Norwalk City Schools has voted it's necessary to put an emergency operating levy that will generate $1.5 million on the May ballot.
"This is a resolution of necessity. This is the first step," Superintendent Dennis Doughty said. "Literally, this reflects an emergency situation and I think our finances reflect that."
The school board is expected to complete the two-step process at 7 p.m. next Tuesday.
Presented to the board at Tuesday's special meeting were two other levy options, which would generate $1.8 million (about 6 mills) and $2 million (6 1/2 mills). Each of the levies would last for five years.
Board member Rob Ludwig made a motion to support the 5-mill levy that would generate $1.5 million over five years, but there several, long, awkward moments before someone seconded the motion.
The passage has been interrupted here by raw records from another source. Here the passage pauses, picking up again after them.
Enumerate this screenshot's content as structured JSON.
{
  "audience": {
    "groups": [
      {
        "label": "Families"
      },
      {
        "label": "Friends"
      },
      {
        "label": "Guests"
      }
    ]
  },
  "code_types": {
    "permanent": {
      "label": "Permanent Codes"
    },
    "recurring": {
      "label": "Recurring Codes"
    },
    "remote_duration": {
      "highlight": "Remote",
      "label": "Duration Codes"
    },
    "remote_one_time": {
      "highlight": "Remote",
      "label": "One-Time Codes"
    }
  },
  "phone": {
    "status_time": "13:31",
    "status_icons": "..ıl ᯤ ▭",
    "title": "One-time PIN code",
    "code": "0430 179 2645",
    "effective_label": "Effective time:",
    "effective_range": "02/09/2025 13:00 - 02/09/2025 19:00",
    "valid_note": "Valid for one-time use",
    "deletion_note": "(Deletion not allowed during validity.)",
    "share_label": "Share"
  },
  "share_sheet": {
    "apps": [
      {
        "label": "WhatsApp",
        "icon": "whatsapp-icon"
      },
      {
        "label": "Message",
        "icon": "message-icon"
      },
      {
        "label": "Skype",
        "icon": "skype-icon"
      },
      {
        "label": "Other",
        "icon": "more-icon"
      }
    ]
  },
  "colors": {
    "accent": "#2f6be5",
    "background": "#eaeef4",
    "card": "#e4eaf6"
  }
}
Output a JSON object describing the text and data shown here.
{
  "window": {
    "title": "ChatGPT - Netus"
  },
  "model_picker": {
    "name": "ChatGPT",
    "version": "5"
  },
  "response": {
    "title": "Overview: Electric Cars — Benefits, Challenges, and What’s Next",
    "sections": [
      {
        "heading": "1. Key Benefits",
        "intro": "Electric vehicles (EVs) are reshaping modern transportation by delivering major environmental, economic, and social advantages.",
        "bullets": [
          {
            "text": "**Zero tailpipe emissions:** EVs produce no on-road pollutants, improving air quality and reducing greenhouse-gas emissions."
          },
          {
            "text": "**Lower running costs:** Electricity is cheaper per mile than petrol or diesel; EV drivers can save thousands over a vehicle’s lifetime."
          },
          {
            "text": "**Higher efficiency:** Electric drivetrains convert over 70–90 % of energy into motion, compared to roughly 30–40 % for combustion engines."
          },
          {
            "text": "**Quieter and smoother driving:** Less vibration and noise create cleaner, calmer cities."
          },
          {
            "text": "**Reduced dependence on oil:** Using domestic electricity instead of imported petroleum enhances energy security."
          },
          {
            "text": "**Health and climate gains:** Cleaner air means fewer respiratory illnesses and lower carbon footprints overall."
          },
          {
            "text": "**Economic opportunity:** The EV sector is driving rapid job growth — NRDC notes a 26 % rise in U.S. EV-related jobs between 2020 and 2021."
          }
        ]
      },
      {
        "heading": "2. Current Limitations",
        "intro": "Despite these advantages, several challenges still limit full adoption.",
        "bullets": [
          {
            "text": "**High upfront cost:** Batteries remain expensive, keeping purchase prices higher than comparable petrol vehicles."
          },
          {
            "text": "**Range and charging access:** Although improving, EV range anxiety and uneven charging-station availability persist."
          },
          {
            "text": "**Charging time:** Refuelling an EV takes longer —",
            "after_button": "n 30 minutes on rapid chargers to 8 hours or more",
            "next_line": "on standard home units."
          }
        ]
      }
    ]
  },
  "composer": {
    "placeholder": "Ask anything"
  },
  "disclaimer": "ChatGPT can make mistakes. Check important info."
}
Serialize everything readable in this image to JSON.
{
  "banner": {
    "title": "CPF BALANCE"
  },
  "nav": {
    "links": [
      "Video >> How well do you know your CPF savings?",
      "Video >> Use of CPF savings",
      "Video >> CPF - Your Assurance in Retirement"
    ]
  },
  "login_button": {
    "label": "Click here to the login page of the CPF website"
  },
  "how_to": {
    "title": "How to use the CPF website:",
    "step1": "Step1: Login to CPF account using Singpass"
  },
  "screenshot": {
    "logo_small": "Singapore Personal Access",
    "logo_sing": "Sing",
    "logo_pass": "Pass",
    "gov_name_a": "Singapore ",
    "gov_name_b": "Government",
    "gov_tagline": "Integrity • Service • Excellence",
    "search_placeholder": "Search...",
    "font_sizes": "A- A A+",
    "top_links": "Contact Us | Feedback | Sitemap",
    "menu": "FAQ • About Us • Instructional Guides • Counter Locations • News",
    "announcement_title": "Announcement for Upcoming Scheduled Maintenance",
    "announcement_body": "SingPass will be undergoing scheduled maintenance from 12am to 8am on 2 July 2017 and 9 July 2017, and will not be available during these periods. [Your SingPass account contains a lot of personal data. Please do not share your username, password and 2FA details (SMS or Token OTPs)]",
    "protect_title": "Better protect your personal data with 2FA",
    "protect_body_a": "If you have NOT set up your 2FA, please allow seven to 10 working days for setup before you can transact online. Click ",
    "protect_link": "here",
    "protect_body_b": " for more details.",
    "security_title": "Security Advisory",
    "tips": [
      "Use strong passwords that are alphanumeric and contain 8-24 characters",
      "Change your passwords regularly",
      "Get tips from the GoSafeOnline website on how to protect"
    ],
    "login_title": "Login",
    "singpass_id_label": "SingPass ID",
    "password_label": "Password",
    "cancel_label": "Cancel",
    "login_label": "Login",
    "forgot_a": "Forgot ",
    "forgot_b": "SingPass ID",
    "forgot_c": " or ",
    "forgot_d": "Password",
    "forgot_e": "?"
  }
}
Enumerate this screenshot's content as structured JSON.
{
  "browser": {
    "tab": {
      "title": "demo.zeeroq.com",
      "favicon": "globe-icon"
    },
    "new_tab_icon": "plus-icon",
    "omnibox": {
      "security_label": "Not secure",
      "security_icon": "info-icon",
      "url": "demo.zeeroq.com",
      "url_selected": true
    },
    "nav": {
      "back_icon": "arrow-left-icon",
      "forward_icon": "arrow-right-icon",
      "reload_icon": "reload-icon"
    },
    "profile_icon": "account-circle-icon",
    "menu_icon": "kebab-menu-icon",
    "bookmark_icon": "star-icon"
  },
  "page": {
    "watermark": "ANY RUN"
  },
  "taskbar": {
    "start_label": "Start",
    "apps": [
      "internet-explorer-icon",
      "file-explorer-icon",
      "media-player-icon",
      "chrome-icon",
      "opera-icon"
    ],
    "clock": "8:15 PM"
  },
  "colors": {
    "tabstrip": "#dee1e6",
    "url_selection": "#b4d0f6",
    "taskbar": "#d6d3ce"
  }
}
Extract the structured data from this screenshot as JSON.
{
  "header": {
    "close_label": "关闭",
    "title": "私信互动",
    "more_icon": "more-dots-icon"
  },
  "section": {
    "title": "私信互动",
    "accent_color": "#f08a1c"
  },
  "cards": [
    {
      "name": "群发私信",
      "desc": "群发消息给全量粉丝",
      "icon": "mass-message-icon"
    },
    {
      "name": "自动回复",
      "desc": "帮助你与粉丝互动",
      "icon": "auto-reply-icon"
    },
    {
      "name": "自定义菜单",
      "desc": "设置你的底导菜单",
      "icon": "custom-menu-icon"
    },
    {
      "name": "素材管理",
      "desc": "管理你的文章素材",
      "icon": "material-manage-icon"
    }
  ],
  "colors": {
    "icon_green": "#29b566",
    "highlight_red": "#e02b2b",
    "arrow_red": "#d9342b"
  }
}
Board president John Lendrum finally said he was going to do so at least "for the purpose of discussion." The motion passed 5-0.
Each of the members discussed the $1.5 million levy, what Doughty has called the "5 for 5 levy," before the motion and vote.
"I don't look at it as a Band-Aid (solution); I see it as the start of a long-term solution," Ludwig said.
About the three options, he said, "I think what will pass is the biggest question." Ludwig doubted a levy that generated anything more than $1.5 million over five years would be successful.
Board member Ralph Ritzenthaler agreed, saying any levy Norwalk puts on the ballot has to be something that makes the taxpayers "comfortable."
Kevin Cashen, the newest addition to the board, said what he likes about the so-called "5 for 5 levy" is it would force the district to be fiscally responsible and give the public a chance to have its say in five years.
"Also, it gives the state (time) to come up with new funding. It's time for the state to give (districts money)," he said. "(This levy) gives it a chance for that to occur if it occurs."